What is the difference between the different 3D printing processes


What is the difference between the different 3D printing processes?

Technology Knowledge



3D printing, also known as additive manufacturing, encompasses various processes that create three-dimensional objects layer by layer from digital models. Each 3D printing method has its own set of advantages and disadvantages, making them suitable for different applications. Here are some common 3D printing processes along with their differences:


  • Fused Deposition Modeling (FDM) / Fused Filament Fabrication (FFF):

Process: FDM/FFF builds objects layer by layer using a heated nozzle to extrude thermoplastic filaments.


– Affordable and widely accessible.

– Supports a variety of materials.

– Good for prototyping and simple functional parts.


– Limited resolution compared to some other methods.

– Layer adhesion may affect strength and surface finish.


  • Stereolithography (SLA):

Process: SLA uses a liquid resin cured by a UV laser to create precise and detailed objects.


– High resolution and smooth surface finish.

– Suitable for intricate and small parts.

– Wide range of materials available.


– Resin can be expensive.

– Post-processing is often required.

– Limited in terms of build size.


  • Selective Laser Sintering (SLS):

Process: SLS employs a laser to sinter powdered material (such as nylon or metal) layer by layer.


– No need for support structures.

– Wide range of materials, including polymers and metals.

– Good for complex and functional parts.


– Expensive machinery and materials.

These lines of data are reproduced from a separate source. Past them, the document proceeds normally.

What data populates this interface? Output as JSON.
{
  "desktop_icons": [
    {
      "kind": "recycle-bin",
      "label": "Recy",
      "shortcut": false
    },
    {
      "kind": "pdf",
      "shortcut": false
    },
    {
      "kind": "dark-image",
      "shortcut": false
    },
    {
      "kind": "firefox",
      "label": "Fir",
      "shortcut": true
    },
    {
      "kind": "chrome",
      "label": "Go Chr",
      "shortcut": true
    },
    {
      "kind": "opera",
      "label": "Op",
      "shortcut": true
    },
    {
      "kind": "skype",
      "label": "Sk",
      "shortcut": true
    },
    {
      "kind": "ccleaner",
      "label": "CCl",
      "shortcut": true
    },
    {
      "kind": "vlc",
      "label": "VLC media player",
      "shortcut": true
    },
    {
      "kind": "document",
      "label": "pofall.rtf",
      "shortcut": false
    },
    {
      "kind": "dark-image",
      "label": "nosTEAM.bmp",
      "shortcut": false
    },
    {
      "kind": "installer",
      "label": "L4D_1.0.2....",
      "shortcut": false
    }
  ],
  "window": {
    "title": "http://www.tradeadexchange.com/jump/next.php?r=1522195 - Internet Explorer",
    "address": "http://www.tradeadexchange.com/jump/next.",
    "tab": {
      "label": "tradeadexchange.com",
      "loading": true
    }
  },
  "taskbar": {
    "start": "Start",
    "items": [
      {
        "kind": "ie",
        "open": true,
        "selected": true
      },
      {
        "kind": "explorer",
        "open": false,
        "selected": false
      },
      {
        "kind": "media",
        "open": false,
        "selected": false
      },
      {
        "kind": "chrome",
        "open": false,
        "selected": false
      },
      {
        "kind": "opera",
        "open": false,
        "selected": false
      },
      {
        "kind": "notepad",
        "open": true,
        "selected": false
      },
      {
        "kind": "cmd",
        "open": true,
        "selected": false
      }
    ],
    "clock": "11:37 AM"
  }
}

– Surface finish may require post-processing.


  • Digital Light Processing (DLP):

Process:Similar to SLA, but DLP uses a light projector to cure entire layers simultaneously.


– Faster than SLA due to simultaneous layer exposure.

– Good resolution and surface finish.


– Limited by the size of the light projector.

– Post-processing may be required.


  • Binder Jetting:

Process: Binder Jetting deposits a liquid binder onto a powder bed to bind the particles together layer by layer.


– Fast printing speed.

– Can print in full color.

– Suitable for large parts.


– Lower resolution compared to some other methods.

– Porous parts may require post-processing.


  • Material Jetting:

Process: Material Jetting operates by jetting droplets of liquid photopolymer that are then cured with UV light.


– High resolution and excellent surface finish.

– Can print in multiple materials simultaneously.


– Expensive equipment and materials.

– Post-processing may be necessary.


  • Metal 3D Printing (Direct Metal Laser Sintering – DMLS, Electron Beam Melting – EBM):

Process: Utilizes metal powders that are fused together layer by layer using a laser or electron beam.


– Suitable for producing metal parts with high strength.

– Complex geometries and intricate structures are possible.


– Expensive machines and materials.

– Post-processing and heat treatment may be required.



Choosing the right 3D printing process depends on factors such as material requirements, part complexity, resolution needs, and budget constraints. Each method has its niche applications and is continually evolving as technology advances.